Researchers from New Mexico State University, working in collaboration with the Elephant Butte Irrigation District, have determined that groundwater resilience can be quantified on a basin scale and have developed metrics to support integrated water-resource management and sustainability.
The research is a joint effort by Kenneth “K.C.” Carroll, an associate professor in NMSU’s College of Agricultural, Consumer and Environmental Sciences, James P. King, a professor and associate department head in NMSU’s College of Engineering, and Erek H. Fuchs, the groundwater resources director for EBID.
This summer, Carroll, King and Fuchs observed a significant amount of refilling of the Elephant Butte Reservoir after storage in the reservoir decreased to a very low-level last summer. Although, they were not able to see the groundwater beneath the land surface that is used, they were able to confirm the resilience in groundwater storage with return of increased surface-water flows in the Rio Grande.
The research team began its work by looking at the multiyear drought that began in the early 2000s and extended drastically into the 2010s.
Currently, the drought is slowly easing up, according to the researchers, and there is now more water in the Elephant Butte Reservoir, which is about half full. But they cautioned that the area is not completely out of a drought and that a similar drought cycle is possible.
“One of the things we focused on is the irrigation and groundwater system in the Hatch area within the EBID. Hatch is centrally located in the Rincon Valley watershed, which features a small, geologically constrained and shallow groundwater system, but the Hatch population is also small and imports groundwater from the neighboring Nutt-Hockett basin,” Fuchs said.
According to the researchers, more and more farmers are pumping groundwater in the Southwest. The use of both surface water and groundwater is critical to agriculture in the EBID and the Hatch area, and virtually all river-connected irrigation projects throughout the world.
“We wanted to look at quantifying impacts of using both surface water and groundwater,” Fuchs said, adding, “We wanted to look at the ability of the groundwater system, which we consider to be particularly vulnerable to drought given its limited groundwater resources, to rebound from a stress during the longer-term prolonged droughts, and we wanted to develop some of the metrics for groundwater resilience.”
Fuchs also explained that he and the researchers looked at shallow aquifer storage changes in the groundwater system because the surface water and a potential for aquifer recharge comes back each year in varying degrees.
“Surface water has a residence time that is short, and we are dependent on surface water that mainly originates mostly as annual snowpack and spring snowmelt.
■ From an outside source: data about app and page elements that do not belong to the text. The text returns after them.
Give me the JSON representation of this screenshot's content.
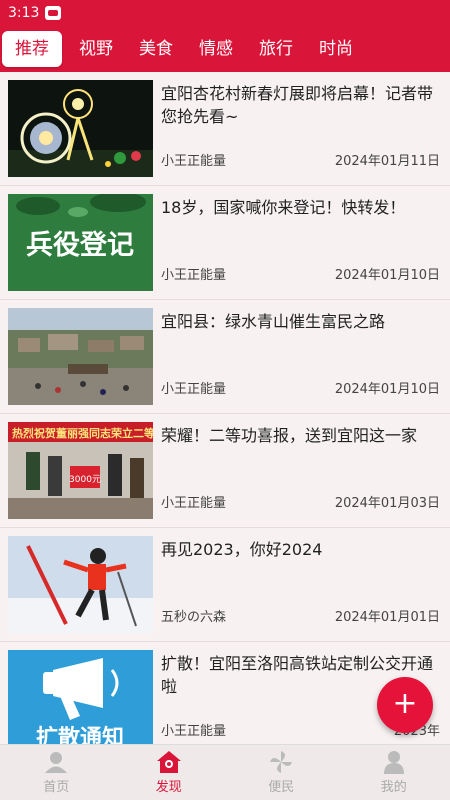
{
  "status_bar": {
    "time": "3:13"
  },
  "tabs": [
    {
      "label": "推荐",
      "active": true
    },
    {
      "label": "视野"
    },
    {
      "label": "美食"
    },
    {
      "label": "情感"
    },
    {
      "label": "旅行"
    },
    {
      "label": "时尚"
    }
  ],
  "articles": [
    {
      "title": "宜阳杏花村新春灯展即将启幕！记者带您抢先看~",
      "source": "小王正能量",
      "date": "2024年01月11日"
    },
    {
      "title": "18岁，国家喊你来登记！快转发！",
      "source": "小王正能量",
      "date": "2024年01月10日",
      "image_text": "兵役登记"
    },
    {
      "title": "宜阳县：绿水青山催生富民之路",
      "source": "小王正能量",
      "date": "2024年01月10日"
    },
    {
      "title": "荣耀！二等功喜报，送到宜阳这一家",
      "source": "小王正能量",
      "date": "2024年01月03日",
      "image_text": "热烈祝贺董丽强同志荣立二等功",
      "image_subtext": "3000元"
    },
    {
      "title": "再见2023，你好2024",
      "source": "五秒の六森",
      "date": "2024年01月01日"
    },
    {
      "title": "扩散！宜阳至洛阳高铁站定制公交开通啦",
      "source": "小王正能量",
      "date": "2023年",
      "image_text": "扩散通知"
    }
  ],
  "fab": {
    "label": "+"
  },
  "bottom_nav": [
    {
      "label": "首页",
      "icon": "home-person-icon"
    },
    {
      "label": "发现",
      "icon": "discover-house-icon",
      "active": true
    },
    {
      "label": "便民",
      "icon": "pinwheel-icon"
    },
    {
      "label": "我的",
      "icon": "profile-icon"
    }
  ],
  "colors": {
    "brand_red": "#d9153a",
    "background": "#f7f1f1",
    "inactive_gray": "#aaaaaa"
  }
}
The groundwater residence time is typically much longer, and the process of aquifer recharge where we have replenishment of groundwater in storage can take many years, if not decades. So, we looked at shallow groundwater storage changes as a metric for groundwater resilience,” he said.
The research team found a very strong correlation between the annual amount of groundwater extraction for irrigation and the annual availability of surface water.
“When we have more surface water, farmers extract less groundwater, and when we have less surface water, they extract more ground water. This by itself isn’t at all surprising, and is in keeping with conjunctive water resource use as it has occurred historically in this area. What is interesting is that it’s almost a one-to-one ratio,” King said.
The researchers also found that in the Rincon Valley, when there is additional surface water available for release, there is an increase in storage of the shallow alluvium aquifer within the year that the additional surface water is made available, which is attributable to recharge of the shallow alluvium.
When there is a decrease in available surface water, there is a decline in storage in the aquifer within the year the decrease occurs. All recharge and when and how much it occurs, depends on flows in the Rio Grande and the diversion of that water for irrigation within the EBID.
The researchers created a metric to evaluate dependence on groundwater over time as a potential indicator of groundwater stress and, therefore, resilience.
“We developed a metric for water use called the GSRA, which is the groundwater: surface water ratio of application. The basic premise is that when we have more groundwater extraction than surface water diversion over time, we are going to see a decrease in groundwater storage. When we have less groundwater extraction relative to surface water use over time, then we will see less declines in the aquifer,” Carroll said.
He added, “This metric can be used by farmers on an on-farm basis, water policymakers and water managers alike to make more informed choices about groundwater resilience and sustainability of water in aquifer storage.”